The AOL Time Warner division upgrades its popular instant messaging service for the first time in a year. Can its new bells and whistles outdo Microsoft and Yahoo?

America Online has released a new version of its ICQ instant messenger, its first facelift of the service in a year.

The ICQ 2001b Beta v5.15, released Tuesday, offers a new file-sharing function that enables people to swap directories with their ICQ buddies, a two-way messaging feature with cell phones, multilingual support, a spell checker, and new graphical renditions of emotions and smiley faces. The upgrade also lets people save a contact list on a computer and make requests to friends to send part or all of their contact lists.

The announcement comes as AOL's competitors are adding bells and whistles they hope will lure customers to their chat services. Microsoft recently blended an instant messenger into its Windows XP operating system with features that allow videoconferencing and phone calls placed through the Web. Meanwhile, Yahoo is testing the latest version of its Yahoo Messenger, adding a feature that puts animated backgrounds in its message window.

"They're all trying to keep pace with one another," said Jarvis Mak, an analyst at Nielsen/NetRatings. "Just like any other have to keep innovating (to) keep up."

The AOL Time Warner division still has an upper hand over its competitors. According to research firm Jupiter Media Metrix, AOL's ICQ service had 7.9 million unique users at home and work in September, while its AOL Instant Messenger had 28 million. Microsoft's MSN Messenger had 20.4 million unique users, and Yahoo Messenger had 14.4 million.

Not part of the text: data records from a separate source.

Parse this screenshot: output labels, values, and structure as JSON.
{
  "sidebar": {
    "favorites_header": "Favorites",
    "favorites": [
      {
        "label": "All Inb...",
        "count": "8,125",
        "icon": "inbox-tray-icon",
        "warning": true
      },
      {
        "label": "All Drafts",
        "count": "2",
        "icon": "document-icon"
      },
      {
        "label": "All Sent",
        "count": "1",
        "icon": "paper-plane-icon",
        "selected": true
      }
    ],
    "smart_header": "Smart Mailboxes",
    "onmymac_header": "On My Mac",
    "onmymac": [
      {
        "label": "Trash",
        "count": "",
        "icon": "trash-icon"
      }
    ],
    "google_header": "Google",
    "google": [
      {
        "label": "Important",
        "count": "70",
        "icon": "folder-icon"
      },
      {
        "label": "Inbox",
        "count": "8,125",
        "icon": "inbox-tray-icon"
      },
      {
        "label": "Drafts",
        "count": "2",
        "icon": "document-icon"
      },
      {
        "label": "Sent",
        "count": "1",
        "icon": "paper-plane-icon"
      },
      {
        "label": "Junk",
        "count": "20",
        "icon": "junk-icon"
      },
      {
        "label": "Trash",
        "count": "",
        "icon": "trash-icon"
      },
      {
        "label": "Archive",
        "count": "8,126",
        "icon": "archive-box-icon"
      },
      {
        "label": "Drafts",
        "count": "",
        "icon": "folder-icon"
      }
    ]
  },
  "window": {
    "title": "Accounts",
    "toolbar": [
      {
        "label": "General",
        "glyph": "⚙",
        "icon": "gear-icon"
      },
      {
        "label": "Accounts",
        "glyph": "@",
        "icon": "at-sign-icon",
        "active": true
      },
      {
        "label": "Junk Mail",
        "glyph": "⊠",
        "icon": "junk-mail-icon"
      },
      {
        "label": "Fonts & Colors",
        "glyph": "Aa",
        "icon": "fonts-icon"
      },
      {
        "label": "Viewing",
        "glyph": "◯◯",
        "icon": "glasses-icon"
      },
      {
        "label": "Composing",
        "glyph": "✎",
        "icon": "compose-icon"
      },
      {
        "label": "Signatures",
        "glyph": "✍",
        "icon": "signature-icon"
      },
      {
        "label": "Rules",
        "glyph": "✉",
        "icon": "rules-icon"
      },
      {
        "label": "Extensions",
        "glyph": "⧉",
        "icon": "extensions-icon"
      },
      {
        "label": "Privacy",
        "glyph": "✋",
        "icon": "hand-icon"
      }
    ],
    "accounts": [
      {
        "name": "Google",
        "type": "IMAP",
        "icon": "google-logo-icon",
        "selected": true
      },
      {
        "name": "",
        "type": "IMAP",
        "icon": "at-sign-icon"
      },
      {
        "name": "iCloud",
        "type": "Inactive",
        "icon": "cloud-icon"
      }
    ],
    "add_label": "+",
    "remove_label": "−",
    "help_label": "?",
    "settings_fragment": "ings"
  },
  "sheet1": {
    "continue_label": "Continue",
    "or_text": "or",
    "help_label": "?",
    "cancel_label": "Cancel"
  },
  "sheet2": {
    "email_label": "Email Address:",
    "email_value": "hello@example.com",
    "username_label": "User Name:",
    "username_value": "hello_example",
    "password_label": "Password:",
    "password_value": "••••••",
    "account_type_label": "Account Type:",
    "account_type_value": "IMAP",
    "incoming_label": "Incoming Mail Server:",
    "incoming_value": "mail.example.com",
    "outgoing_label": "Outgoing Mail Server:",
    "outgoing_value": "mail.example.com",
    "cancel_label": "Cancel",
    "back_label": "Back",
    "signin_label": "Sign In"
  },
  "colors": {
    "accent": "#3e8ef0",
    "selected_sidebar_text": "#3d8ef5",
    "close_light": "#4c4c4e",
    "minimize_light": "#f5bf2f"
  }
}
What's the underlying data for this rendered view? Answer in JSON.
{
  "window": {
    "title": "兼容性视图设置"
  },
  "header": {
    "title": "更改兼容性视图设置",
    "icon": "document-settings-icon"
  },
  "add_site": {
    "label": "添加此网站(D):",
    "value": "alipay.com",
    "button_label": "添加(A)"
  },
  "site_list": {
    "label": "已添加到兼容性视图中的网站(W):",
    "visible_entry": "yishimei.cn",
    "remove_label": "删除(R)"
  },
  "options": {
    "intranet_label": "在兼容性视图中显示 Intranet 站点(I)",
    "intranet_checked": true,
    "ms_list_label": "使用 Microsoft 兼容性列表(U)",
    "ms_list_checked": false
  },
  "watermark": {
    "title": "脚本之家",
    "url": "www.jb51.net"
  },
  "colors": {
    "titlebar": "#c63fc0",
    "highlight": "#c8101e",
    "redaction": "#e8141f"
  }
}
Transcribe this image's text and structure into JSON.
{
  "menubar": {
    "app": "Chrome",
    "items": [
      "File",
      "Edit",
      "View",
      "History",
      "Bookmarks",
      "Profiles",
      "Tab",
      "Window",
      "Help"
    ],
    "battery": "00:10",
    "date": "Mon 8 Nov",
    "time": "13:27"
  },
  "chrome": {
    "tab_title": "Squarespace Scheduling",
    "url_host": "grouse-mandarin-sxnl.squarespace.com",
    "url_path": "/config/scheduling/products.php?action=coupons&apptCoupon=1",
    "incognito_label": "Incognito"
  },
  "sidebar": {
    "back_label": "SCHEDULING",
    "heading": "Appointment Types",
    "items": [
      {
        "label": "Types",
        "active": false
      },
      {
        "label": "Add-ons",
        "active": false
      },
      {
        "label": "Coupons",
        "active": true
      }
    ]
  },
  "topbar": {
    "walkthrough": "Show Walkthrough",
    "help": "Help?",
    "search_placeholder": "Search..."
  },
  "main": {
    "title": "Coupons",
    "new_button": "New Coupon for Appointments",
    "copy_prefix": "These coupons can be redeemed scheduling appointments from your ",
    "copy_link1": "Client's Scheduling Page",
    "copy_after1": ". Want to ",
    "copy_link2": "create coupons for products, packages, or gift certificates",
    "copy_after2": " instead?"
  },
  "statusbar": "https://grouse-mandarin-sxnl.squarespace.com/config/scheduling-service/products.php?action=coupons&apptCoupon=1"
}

Despite new features on many services, people lack the availability to communicate with one another through different instant messengers. Chat tools from AOL, Microsoft, Yahoo and other companies don't use a common language or standards. To date, AOL has not allowed its own two services to work together.

Did AOL shoot the
messenger? Competitors have long criticized AOL for refusing to open its IM networks. Last year, IMUnified, a coalition of companies that includes Microsoft, Yahoo, AT&T and Excite@Home, made aggressive moves to lobby federal regulators to force AOL to open its IM network as a condition of its merger with Time Warner.

AOL Time Warner was ordered in July to give federal regulators a report detailing efforts to open its networks to rivals. Since then, AOL has been undergoing interoperability trials with Sun Microsystems and IBM's Lotus Sametime instant messenger.

AOL could not be immediately reached for comment.